That truck is getting long in the tooth, so to speak, so I am unsure if it is a linkage activated clutch or a hydraulic activated clutch. If it is a linkage clutch it sounds like the linkage needs adjustment. You need to have the linkage adjusted just right so the throw out bearing is fully off the fingers of the clutch, but not to excess or the bearing won't throw out enough to separate the engine from the drive line totally. A good rule of thumb is no more than one inch of free play at the top of the pedal. If this is not correct it will not allow the truck to go into gear and if it does you will grind the gears because the input side of the transmission is still rotating.

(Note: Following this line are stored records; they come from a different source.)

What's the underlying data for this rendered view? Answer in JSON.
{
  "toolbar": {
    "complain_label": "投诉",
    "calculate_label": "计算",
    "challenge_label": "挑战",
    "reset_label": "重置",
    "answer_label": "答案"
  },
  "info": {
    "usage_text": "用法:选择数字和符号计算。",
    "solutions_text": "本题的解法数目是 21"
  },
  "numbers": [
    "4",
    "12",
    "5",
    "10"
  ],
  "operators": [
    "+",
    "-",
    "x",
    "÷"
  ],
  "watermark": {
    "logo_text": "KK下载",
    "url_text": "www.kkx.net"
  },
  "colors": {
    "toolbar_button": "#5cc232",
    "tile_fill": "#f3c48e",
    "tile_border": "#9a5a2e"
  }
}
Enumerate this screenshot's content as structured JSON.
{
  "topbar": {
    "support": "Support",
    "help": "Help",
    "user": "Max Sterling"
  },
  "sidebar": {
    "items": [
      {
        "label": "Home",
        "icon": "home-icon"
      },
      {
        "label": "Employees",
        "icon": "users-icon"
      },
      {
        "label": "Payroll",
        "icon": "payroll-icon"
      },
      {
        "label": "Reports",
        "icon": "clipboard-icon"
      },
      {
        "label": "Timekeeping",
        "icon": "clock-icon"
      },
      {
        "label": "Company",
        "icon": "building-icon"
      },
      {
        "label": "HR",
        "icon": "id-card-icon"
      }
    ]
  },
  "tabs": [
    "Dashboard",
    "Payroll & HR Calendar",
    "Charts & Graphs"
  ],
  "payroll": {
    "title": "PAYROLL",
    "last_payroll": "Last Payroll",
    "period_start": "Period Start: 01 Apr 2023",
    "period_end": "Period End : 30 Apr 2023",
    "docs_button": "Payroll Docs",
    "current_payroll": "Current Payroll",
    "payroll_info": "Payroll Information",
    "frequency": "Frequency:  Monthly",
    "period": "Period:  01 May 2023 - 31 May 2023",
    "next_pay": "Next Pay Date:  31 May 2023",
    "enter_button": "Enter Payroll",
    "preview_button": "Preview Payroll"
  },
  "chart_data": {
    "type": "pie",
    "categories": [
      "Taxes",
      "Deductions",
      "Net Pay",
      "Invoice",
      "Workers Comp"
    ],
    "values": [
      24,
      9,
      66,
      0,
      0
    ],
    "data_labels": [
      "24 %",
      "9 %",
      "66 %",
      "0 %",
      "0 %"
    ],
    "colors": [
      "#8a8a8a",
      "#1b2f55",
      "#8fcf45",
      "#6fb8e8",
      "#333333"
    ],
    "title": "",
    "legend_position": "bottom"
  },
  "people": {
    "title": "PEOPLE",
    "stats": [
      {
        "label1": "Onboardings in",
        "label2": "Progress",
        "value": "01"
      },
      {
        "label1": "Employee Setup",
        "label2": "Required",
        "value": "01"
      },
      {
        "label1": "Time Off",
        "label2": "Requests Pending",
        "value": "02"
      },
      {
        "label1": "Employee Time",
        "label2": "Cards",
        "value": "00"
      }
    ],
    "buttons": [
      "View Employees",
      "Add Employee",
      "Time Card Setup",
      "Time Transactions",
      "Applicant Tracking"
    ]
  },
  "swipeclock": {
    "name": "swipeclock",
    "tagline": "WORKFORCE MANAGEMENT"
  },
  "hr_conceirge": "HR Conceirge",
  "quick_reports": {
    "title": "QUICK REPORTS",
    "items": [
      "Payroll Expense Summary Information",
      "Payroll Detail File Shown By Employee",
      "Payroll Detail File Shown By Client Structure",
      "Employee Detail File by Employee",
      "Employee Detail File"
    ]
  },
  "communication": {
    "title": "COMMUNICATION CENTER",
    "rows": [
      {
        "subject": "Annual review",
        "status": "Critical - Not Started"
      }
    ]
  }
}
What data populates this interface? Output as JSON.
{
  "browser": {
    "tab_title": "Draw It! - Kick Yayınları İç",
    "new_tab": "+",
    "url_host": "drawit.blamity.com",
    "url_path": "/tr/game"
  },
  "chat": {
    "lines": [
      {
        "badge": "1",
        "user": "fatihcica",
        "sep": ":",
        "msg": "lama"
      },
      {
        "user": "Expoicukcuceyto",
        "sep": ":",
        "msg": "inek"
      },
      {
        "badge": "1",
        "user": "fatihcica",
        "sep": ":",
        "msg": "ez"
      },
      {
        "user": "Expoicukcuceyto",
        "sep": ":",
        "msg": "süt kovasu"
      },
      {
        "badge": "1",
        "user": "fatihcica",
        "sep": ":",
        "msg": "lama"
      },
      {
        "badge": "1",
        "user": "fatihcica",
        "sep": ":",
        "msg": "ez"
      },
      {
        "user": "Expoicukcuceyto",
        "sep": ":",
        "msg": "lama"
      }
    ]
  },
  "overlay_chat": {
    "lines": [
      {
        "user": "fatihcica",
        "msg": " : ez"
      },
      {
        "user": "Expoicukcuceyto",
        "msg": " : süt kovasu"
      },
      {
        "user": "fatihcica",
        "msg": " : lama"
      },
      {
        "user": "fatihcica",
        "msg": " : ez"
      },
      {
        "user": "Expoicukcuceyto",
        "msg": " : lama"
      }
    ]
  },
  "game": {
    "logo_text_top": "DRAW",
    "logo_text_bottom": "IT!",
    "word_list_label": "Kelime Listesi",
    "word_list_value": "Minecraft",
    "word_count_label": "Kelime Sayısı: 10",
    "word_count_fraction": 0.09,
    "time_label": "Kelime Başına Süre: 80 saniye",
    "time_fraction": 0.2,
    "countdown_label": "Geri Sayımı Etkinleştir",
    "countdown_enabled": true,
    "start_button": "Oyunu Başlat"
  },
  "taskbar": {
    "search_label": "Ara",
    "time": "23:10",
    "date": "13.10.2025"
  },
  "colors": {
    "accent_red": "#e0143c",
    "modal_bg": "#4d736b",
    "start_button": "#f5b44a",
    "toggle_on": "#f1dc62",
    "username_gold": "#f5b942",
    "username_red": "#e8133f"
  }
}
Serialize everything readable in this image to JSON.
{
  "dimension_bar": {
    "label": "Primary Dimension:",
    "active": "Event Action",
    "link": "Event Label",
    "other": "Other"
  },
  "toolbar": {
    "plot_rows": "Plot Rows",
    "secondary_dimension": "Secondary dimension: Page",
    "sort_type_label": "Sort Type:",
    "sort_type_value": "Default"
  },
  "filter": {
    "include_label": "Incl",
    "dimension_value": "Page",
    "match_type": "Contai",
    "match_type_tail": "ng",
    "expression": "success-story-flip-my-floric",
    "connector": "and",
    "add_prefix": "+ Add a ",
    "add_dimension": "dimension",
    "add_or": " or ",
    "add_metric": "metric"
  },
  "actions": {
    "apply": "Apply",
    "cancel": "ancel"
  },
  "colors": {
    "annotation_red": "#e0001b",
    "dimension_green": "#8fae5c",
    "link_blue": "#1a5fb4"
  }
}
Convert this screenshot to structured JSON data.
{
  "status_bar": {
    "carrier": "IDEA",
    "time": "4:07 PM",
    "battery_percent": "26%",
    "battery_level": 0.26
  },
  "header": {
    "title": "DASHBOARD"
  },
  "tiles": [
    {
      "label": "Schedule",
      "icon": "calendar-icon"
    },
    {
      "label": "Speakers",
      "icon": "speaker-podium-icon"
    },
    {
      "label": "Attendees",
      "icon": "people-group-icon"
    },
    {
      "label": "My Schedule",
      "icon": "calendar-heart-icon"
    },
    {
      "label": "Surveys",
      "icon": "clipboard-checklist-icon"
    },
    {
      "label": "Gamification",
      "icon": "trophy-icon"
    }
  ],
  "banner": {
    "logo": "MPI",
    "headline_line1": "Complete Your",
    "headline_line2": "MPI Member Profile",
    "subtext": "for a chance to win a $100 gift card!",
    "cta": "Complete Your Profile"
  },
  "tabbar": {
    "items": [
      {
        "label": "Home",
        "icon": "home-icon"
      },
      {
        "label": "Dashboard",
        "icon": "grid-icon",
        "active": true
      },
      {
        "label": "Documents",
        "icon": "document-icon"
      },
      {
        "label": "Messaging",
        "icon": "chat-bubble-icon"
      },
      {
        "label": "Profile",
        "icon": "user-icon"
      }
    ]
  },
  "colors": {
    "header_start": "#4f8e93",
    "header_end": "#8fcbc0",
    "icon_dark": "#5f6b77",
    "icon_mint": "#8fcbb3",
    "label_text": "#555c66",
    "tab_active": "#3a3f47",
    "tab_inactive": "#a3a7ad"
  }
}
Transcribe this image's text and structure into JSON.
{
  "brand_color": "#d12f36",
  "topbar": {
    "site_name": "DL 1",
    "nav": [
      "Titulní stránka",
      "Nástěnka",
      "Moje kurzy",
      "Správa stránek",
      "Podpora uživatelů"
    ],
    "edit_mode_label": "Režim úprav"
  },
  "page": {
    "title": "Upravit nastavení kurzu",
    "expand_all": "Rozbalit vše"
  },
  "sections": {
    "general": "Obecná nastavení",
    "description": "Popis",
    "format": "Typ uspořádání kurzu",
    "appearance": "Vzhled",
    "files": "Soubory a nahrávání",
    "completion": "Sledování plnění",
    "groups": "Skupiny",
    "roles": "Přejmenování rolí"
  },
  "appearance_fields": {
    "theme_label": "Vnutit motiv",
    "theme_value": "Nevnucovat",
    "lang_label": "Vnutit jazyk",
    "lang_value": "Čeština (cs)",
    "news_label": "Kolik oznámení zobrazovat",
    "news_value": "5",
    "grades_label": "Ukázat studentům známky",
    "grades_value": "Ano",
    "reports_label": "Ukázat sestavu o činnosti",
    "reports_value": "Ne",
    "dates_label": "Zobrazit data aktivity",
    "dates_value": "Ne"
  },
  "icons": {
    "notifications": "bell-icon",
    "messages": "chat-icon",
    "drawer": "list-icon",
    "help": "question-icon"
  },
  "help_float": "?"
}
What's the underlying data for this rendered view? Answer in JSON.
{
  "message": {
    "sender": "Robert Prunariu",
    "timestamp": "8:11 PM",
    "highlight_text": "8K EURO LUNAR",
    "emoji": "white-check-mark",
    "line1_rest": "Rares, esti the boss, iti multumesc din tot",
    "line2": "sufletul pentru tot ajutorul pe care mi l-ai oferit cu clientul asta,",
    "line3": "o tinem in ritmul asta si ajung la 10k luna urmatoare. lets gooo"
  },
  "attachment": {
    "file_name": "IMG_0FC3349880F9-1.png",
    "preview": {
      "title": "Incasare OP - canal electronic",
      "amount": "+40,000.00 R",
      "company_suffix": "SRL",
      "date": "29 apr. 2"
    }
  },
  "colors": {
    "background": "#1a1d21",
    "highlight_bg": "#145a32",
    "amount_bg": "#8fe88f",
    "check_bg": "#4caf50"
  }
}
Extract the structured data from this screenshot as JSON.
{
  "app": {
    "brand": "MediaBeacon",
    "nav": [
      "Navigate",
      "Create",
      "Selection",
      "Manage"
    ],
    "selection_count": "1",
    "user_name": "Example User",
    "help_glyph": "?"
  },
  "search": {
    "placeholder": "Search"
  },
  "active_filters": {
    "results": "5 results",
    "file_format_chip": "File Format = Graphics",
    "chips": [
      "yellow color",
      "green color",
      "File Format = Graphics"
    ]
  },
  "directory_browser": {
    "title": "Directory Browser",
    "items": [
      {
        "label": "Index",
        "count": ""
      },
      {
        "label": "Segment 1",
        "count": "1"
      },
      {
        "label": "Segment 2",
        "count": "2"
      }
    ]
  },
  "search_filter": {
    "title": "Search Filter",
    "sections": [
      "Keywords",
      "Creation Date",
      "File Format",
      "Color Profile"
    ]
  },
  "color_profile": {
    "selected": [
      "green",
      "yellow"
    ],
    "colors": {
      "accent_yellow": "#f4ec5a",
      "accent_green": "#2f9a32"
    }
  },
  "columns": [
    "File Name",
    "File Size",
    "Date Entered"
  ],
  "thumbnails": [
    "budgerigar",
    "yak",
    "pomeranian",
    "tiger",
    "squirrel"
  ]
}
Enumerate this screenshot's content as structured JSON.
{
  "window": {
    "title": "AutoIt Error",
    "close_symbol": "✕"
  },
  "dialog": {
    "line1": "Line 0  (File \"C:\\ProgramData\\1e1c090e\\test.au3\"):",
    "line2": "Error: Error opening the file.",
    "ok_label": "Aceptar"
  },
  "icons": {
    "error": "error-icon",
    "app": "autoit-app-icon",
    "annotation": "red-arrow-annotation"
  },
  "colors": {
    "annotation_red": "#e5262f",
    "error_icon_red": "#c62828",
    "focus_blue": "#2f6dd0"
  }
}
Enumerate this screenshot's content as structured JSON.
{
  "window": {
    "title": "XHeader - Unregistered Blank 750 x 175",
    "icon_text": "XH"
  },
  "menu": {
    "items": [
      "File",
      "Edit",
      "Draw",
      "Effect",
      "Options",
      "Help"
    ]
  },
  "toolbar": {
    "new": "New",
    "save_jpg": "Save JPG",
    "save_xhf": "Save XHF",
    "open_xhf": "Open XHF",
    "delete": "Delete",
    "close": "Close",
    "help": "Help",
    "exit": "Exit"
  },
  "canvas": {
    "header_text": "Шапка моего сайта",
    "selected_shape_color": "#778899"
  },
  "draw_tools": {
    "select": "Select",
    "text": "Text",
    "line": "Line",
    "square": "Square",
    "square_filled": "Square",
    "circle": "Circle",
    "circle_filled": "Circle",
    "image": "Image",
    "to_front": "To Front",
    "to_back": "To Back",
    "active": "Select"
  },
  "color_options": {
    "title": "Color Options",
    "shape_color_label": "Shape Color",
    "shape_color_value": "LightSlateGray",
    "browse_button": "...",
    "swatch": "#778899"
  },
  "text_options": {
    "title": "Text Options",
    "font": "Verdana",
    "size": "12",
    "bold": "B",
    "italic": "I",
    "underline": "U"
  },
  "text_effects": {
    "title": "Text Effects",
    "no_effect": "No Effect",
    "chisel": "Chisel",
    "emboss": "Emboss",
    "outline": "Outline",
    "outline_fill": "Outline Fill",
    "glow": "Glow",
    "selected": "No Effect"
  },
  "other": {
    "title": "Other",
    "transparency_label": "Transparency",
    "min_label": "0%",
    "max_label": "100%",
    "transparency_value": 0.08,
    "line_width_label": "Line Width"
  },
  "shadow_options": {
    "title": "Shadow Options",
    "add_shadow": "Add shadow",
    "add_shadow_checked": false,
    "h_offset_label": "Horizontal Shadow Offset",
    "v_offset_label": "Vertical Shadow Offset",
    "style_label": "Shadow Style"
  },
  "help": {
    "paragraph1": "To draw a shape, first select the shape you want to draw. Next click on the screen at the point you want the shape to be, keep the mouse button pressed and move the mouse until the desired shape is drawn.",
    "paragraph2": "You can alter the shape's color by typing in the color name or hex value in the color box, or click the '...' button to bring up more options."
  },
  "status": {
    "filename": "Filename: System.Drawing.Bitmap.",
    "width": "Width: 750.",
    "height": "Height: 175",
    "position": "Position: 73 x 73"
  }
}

One good thing about a hydraulic system is that the pedal is linked to the clutch hydraulically so free play is not required but there can be no air in the system not even a bubble or the slave unit will not deliver a full stroke to the clutch fork. This will have the same affect as the linkage not being adjusted correctly. You will need to bleed the assembly and sometimes it takes a lot of bleeding to get the air out. It is a two person job. Run some brake fluid through the system by opening the bleeder on the slave cylinder attached to the transmission. Have a helper depress the clutch pedal until it touches the floorboard. Have him tell you so you can close the bleeder.Once the bleeder is closed have your helper push the clutch pedal several times pausing 5 seconds between each push. Keep an eye on the fluid resovoir for the clutch and fill as needed. Do this untill you either remove all the bubbles or the clutch feels good again. It can take a lot of time to move the air down the pipe so be prepared.